• [WORK ITEM]: Each line below should be restated exactly, with nothing dropped.
─── GIVEN INFORMATION
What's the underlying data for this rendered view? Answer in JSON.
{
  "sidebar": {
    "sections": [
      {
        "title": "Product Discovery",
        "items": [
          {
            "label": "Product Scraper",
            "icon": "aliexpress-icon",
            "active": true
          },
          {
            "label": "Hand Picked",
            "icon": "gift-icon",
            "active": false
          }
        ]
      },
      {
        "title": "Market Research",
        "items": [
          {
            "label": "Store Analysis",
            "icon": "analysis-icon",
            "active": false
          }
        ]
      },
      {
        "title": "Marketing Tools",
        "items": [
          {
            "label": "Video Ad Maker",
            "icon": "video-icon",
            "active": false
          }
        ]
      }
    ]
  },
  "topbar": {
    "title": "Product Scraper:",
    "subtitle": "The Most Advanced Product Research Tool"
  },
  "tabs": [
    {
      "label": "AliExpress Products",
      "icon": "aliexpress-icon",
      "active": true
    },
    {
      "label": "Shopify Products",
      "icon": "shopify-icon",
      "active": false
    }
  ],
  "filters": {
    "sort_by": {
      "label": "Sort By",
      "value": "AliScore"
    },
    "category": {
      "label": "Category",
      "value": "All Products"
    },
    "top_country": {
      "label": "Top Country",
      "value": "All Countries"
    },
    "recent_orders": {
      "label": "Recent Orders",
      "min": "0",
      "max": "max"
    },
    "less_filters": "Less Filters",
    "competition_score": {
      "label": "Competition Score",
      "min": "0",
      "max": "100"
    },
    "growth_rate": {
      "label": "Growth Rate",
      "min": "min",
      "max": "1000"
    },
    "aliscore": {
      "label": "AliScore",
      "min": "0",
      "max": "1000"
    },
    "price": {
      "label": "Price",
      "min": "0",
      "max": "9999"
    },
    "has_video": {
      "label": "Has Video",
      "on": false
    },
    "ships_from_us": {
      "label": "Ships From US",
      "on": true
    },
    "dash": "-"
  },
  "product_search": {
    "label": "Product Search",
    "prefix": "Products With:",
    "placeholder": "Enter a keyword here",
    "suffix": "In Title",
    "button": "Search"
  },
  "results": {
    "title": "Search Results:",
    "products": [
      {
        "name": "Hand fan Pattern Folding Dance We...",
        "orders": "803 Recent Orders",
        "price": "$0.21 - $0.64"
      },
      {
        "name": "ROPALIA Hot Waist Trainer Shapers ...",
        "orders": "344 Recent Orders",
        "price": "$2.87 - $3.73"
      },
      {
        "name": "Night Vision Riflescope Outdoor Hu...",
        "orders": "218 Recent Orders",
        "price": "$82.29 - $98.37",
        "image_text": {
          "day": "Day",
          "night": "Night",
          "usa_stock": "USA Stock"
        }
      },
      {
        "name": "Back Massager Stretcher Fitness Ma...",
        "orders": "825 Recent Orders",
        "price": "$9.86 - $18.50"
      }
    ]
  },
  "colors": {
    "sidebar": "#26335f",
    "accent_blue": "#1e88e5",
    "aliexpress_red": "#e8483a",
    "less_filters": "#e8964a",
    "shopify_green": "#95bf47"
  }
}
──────
• [ANSWER FOR THE TASK]:
What's the underlying data for this rendered view? Answer in JSON.
{
  "sidebar": {
    "sections": [
      {
        "title": "Product Discovery",
        "items": [
          {
            "label": "Product Scraper",
            "icon": "aliexpress-icon",
            "active": true
          },
          {
            "label": "Hand Picked",
            "icon": "gift-icon",
            "active": false
          }
        ]
      },
      {
        "title": "Market Research",
        "items": [
          {
            "label": "Store Analysis",
            "icon": "analysis-icon",
            "active": false
          }
        ]
      },
      {
        "title": "Marketing Tools",
        "items": [
          {
            "label": "Video Ad Maker",
            "icon": "video-icon",
            "active": false
          }
        ]
      }
    ]
  },
  "topbar": {
    "title": "Product Scraper:",
    "subtitle": "The Most Advanced Product Research Tool"
  },
  "tabs": [
    {
      "label": "AliExpress Products",
      "icon": "aliexpress-icon",
      "active": true
    },
    {
      "label": "Shopify Products",
      "icon": "shopify-icon",
      "active": false
    }
  ],
  "filters": {
    "sort_by": {
      "label": "Sort By",
      "value": "AliScore"
    },
    "category": {
      "label": "Category",
      "value": "All Products"
    },
    "top_country": {
      "label": "Top Country",
      "value": "All Countries"
    },
    "recent_orders": {
      "label": "Recent Orders",
      "min": "0",
      "max": "max"
    },
    "less_filters": "Less Filters",
    "competition_score": {
      "label": "Competition Score",
      "min": "0",
      "max": "100"
    },
    "growth_rate": {
      "label": "Growth Rate",
      "min": "min",
      "max": "1000"
    },
    "aliscore": {
      "label": "AliScore",
      "min": "0",
      "max": "1000"
    },
    "price": {
      "label": "Price",
      "min": "0",
      "max": "9999"
    },
    "has_video": {
      "label": "Has Video",
      "on": false
    },
    "ships_from_us": {
      "label": "Ships From US",
      "on": true
    },
    "dash": "-"
  },
  "product_search": {
    "label": "Product Search",
    "prefix": "Products With:",
    "placeholder": "Enter a keyword here",
    "suffix": "In Title",
    "button": "Search"
  },
  "results": {
    "title": "Search Results:",
    "products": [
      {
        "name": "Hand fan Pattern Folding Dance We...",
        "orders": "803 Recent Orders",
        "price": "$0.21 - $0.64"
      },
      {
        "name": "ROPALIA Hot Waist Trainer Shapers ...",
        "orders": "344 Recent Orders",
        "price": "$2.87 - $3.73"
      },
      {
        "name": "Night Vision Riflescope Outdoor Hu...",
        "orders": "218 Recent Orders",
        "price": "$82.29 - $98.37",
        "image_text": {
          "day": "Day",
          "night": "Night",
          "usa_stock": "USA Stock"
        }
      },
      {
        "name": "Back Massager Stretcher Fitness Ma...",
        "orders": "825 Recent Orders",
        "price": "$9.86 - $18.50"
      }
    ]
  },
  "colors": {
    "sidebar": "#26335f",
    "accent_blue": "#1e88e5",
    "aliexpress_red": "#e8483a",
    "less_filters": "#e8964a",
    "shopify_green": "#95bf47"
  }
}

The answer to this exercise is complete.